Having been on the run for almost five years, “Transnational” contract killer, Cedric “Doggie” Murray, was shot down by police the second week of August this year. Accused of multiple killings and suspected of others, “Doggie” was the known leader of the infamous Stone Crusher gang and a lieutenant to Tivoli strongman, Christopher “Dudus” Coke. In a romantically tragic ending, with security forces on his tail, “Doggie” was gunned down on his 37th birthday after a dramatic exchange of gunfire. Police found on his person, Doggie’s gun and his diary.
Last weekend, under Jamaica’s Access to Information Act, the media finally got their hands on the coveted diary of “Doggie”. Published in the national newspapers, quotes from the diary chronicled the life of a considerably intelligent person/father/lover living in desperation and struggling for survival from even the early age of eleven. Doggie’s tellings don’t paint him in a forgiving way, his gun and his gang are at the core of his violent existence, but they do shine a light on the fragile humanity of even the most murderous derelict gunman.
Doggie’s tellings have captured a visceral narrative so uniquely raw and authentic, that no artist could attempt to recreate it. His story and tragic ending are the makings of an urban mythology and for that reason, “Doggie” may be the best Jamaican poet of the year (at least). Here are five reasons why:
1. He has a dark, unapologetic autobiographical narrative: “Babylon has labeled me a threat to society, why, because they can’t kill me and people love me. There are many skeleton in my closet never to be opened.”
2. His story leads up to a dramatic ending: “I was asleep when babylon came but by the grace of God I escape. The tracks are ruff. My life right now is very ruff, each day way different from what I am use to at my age.”
3. He is conflicted: “Today I got mad and strike my girl. We are having some problems, real life issues. She make me happy and I make her unhappy. She is scared of all this.”
4. His prose is rhythmic: “I fired my AK-47 until my fingers were numb. I ate gunpowder until my throat was sore.”
5. He is delusional: “Babylon feel seh man a fool like dem and dem can jus come and kill mi. Them betta know seh gangsta fi life. All out when mi get drawn out, straight bullet fi dem. My gun is my best friend. We are always together.”
(via Jamaica Observer)
Not that long ago, before I dissolved from the U.S. to attend graduate school in Jamaica, I made a job of studying fashion blogs and mingling amongst the fashion masses alongside the lovely Chioma Nnadi, Style Director of The Fader. It was under these circumstances that I first came to Jamaica in 2008 as a guest to Caribbean Fashion Week and fell in love, not with clothes, but with Jamaican culture. It was our job as visitors to Kingston, Ms. Nnadi and I’s, to seek out style moments on the street to shoot for later posting in the website’s style section.

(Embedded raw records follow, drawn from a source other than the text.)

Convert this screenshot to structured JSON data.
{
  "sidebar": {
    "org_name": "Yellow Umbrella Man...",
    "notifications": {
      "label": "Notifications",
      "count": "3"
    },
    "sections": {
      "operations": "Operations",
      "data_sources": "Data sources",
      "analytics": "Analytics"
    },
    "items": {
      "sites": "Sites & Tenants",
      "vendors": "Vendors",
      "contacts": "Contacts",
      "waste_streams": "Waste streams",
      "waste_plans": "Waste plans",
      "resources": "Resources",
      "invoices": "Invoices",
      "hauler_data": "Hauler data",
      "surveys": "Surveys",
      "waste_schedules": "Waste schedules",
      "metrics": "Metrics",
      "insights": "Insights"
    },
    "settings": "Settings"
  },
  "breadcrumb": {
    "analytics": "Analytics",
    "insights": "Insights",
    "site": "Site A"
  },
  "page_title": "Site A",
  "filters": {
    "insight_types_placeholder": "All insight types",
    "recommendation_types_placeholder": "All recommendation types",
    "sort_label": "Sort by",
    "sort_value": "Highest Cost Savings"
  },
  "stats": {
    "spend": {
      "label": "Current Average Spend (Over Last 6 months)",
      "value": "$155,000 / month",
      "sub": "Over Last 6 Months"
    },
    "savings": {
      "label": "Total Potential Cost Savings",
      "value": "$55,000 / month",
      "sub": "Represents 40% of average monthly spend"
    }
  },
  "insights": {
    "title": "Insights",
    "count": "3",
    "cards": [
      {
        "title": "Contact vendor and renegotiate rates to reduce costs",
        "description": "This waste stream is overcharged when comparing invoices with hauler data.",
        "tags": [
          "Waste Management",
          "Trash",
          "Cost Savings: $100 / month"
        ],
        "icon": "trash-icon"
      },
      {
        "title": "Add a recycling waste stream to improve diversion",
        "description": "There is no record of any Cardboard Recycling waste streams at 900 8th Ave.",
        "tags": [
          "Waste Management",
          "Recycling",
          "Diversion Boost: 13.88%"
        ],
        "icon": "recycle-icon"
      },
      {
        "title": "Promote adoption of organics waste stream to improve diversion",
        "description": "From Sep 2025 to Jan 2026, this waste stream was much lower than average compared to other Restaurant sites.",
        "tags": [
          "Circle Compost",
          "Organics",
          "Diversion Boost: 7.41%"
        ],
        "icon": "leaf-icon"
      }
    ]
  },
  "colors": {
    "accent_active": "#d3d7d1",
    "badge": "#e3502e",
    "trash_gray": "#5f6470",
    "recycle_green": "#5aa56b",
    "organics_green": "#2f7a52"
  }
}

While “fashion” is not a term I particularly like, the term “style” seems more relevant because it has the ability to reveal true character, regardless of price tags. It was in Jamaica that I realized people had a very particular sense of personal style. Jamaicans make style their own by mish-mashing name brand with no brand and adding a lot of personal flare. More then anything, Jamaicans love posing for a camera, so it was a surprise to see there hadn’t been any “on-the-street” style blogs brewing.
Enter KingstonStyle.com, Jamaica’s on the street and style wise website about everything from shopping to new designers to fashionistas. Hosted by Kingston based Biggy Bigz, the website is never short on perfectly framed and nicely edited snapshots of Jamaican style. Thankfully, talented and stylish Jamaicans are finally receiving the attention they deserve.
See more after the jump or go to KingstonStyle.com